Retype the complete listing without any change.

• • •

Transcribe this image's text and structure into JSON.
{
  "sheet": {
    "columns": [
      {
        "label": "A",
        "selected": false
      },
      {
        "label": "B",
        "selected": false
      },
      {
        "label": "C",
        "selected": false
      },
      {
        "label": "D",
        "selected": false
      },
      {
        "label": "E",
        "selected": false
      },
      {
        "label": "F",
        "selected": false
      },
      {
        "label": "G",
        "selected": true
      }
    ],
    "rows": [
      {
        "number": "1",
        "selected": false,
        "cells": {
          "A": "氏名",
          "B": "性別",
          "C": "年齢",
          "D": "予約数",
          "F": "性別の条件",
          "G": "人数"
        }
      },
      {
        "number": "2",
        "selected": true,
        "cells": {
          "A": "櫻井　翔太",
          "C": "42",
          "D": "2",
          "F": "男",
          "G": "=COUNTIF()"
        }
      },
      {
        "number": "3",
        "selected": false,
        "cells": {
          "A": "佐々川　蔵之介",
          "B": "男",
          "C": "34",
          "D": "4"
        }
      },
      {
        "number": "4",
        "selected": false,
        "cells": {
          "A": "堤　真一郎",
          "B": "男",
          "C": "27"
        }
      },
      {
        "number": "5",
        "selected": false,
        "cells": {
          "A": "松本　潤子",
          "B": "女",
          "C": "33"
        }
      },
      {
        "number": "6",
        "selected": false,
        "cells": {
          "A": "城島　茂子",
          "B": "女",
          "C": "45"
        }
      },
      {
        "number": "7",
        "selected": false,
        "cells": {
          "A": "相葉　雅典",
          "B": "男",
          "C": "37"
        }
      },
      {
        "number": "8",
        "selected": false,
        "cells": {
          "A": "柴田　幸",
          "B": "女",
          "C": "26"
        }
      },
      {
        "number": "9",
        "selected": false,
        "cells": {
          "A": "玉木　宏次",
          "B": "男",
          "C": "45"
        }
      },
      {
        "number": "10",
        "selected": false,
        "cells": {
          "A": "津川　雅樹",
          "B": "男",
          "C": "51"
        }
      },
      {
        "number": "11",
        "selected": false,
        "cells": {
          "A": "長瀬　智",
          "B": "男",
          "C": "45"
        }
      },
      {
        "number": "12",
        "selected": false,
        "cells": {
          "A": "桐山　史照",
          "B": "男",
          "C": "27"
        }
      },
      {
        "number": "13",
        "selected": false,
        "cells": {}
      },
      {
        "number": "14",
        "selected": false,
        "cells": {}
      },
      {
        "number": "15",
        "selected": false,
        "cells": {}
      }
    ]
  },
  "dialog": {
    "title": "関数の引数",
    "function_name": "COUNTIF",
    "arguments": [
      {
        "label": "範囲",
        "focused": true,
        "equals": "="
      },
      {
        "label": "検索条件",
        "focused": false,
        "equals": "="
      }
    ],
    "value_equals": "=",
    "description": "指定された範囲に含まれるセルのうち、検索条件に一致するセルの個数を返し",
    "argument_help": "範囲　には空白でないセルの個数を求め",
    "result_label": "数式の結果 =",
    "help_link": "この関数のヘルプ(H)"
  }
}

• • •

Answer section =>
Transcribe this image's text and structure into JSON.
{
  "sheet": {
    "columns": [
      {
        "label": "A",
        "selected": false
      },
      {
        "label": "B",
        "selected": false
      },
      {
        "label": "C",
        "selected": false
      },
      {
        "label": "D",
        "selected": false
      },
      {
        "label": "E",
        "selected": false
      },
      {
        "label": "F",
        "selected": false
      },
      {
        "label": "G",
        "selected": true
      }
    ],
    "rows": [
      {
        "number": "1",
        "selected": false,
        "cells": {
          "A": "氏名",
          "B": "性別",
          "C": "年齢",
          "D": "予約数",
          "F": "性別の条件",
          "G": "人数"
        }
      },
      {
        "number": "2",
        "selected": true,
        "cells": {
          "A": "櫻井　翔太",
          "C": "42",
          "D": "2",
          "F": "男",
          "G": "=COUNTIF()"
        }
      },
      {
        "number": "3",
        "selected": false,
        "cells": {
          "A": "佐々川　蔵之介",
          "B": "男",
          "C": "34",
          "D": "4"
        }
      },
      {
        "number": "4",
        "selected": false,
        "cells": {
          "A": "堤　真一郎",
          "B": "男",
          "C": "27"
        }
      },
      {
        "number": "5",
        "selected": false,
        "cells": {
          "A": "松本　潤子",
          "B": "女",
          "C": "33"
        }
      },
      {
        "number": "6",
        "selected": false,
        "cells": {
          "A": "城島　茂子",
          "B": "女",
          "C": "45"
        }
      },
      {
        "number": "7",
        "selected": false,
        "cells": {
          "A": "相葉　雅典",
          "B": "男",
          "C": "37"
        }
      },
      {
        "number": "8",
        "selected": false,
        "cells": {
          "A": "柴田　幸",
          "B": "女",
          "C": "26"
        }
      },
      {
        "number": "9",
        "selected": false,
        "cells": {
          "A": "玉木　宏次",
          "B": "男",
          "C": "45"
        }
      },
      {
        "number": "10",
        "selected": false,
        "cells": {
          "A": "津川　雅樹",
          "B": "男",
          "C": "51"
        }
      },
      {
        "number": "11",
        "selected": false,
        "cells": {
          "A": "長瀬　智",
          "B": "男",
          "C": "45"
        }
      },
      {
        "number": "12",
        "selected": false,
        "cells": {
          "A": "桐山　史照",
          "B": "男",
          "C": "27"
        }
      },
      {
        "number": "13",
        "selected": false,
        "cells": {}
      },
      {
        "number": "14",
        "selected": false,
        "cells": {}
      },
      {
        "number": "15",
        "selected": false,
        "cells": {}
      }
    ]
  },
  "dialog": {
    "title": "関数の引数",
    "function_name": "COUNTIF",
    "arguments": [
      {
        "label": "範囲",
        "focused": true,
        "equals": "="
      },
      {
        "label": "検索条件",
        "focused": false,
        "equals": "="
      }
    ],
    "value_equals": "=",
    "description": "指定された範囲に含まれるセルのうち、検索条件に一致するセルの個数を返し",
    "argument_help": "範囲　には空白でないセルの個数を求め",
    "result_label": "数式の結果 =",
    "help_link": "この関数のヘルプ(H)"
  }
}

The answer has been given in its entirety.